(Entries from a dataset of interfaces)

____________________

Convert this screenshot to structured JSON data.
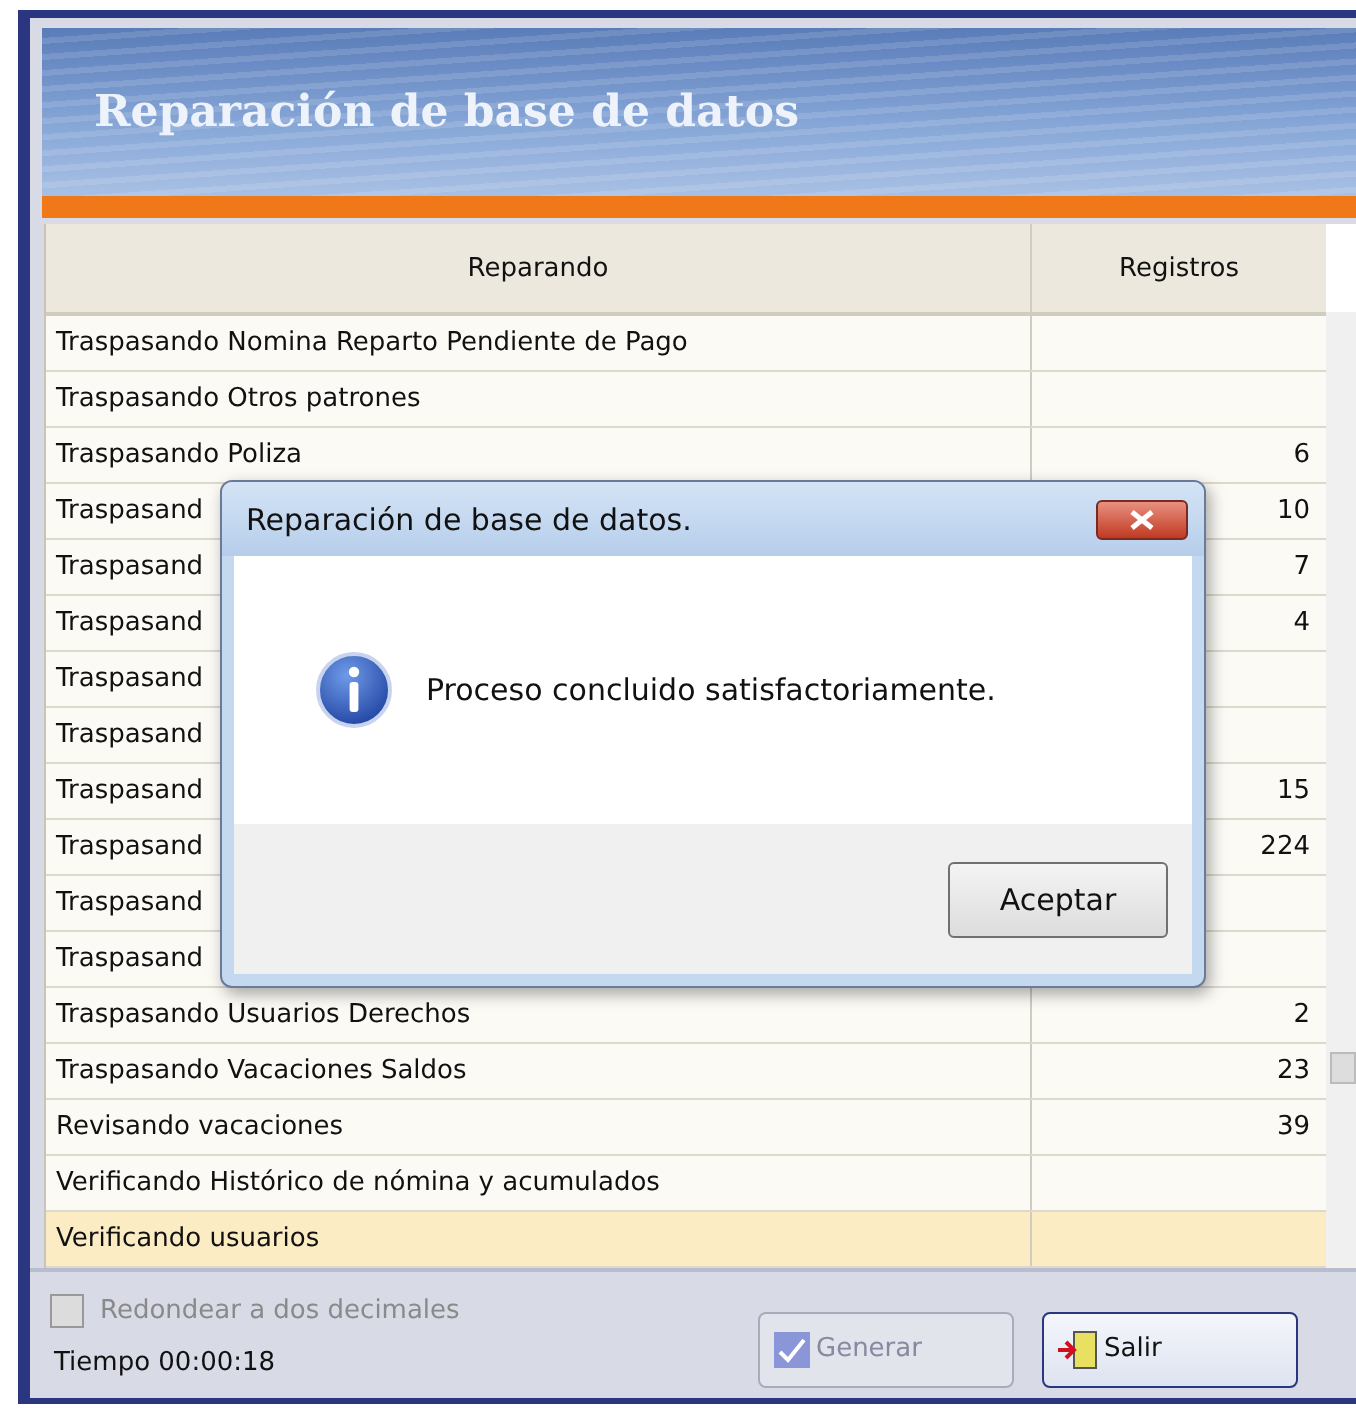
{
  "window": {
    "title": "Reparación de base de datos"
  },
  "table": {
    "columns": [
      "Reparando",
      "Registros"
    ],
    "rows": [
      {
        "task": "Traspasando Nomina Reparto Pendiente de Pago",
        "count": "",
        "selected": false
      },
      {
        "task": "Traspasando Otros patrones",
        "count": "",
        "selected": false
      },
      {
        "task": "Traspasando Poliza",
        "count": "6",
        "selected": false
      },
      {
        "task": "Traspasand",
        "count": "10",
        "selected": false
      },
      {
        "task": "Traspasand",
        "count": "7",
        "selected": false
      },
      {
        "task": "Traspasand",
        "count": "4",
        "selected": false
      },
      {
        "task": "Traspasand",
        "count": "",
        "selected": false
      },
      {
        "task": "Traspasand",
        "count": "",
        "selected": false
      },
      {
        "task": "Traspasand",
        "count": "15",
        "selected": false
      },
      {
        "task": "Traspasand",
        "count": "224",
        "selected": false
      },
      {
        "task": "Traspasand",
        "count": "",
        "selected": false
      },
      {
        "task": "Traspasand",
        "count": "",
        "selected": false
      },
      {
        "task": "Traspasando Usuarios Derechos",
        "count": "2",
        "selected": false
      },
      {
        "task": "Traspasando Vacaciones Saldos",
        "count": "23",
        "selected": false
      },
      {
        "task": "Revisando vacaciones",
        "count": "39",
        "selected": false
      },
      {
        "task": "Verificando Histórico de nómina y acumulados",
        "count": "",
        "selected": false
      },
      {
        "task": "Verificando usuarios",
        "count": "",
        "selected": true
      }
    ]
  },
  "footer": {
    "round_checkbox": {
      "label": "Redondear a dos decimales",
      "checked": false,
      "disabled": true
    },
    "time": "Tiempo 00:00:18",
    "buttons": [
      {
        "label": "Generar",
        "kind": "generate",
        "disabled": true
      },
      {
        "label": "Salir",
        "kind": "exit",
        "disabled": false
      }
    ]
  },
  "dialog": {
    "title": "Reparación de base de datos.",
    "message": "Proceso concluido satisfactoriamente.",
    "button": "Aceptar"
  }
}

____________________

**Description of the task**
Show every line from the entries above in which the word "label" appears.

**Result for this exercise**
      "label": "Redondear a dos decimales",
        "label": "Generar",
        "label": "Salir",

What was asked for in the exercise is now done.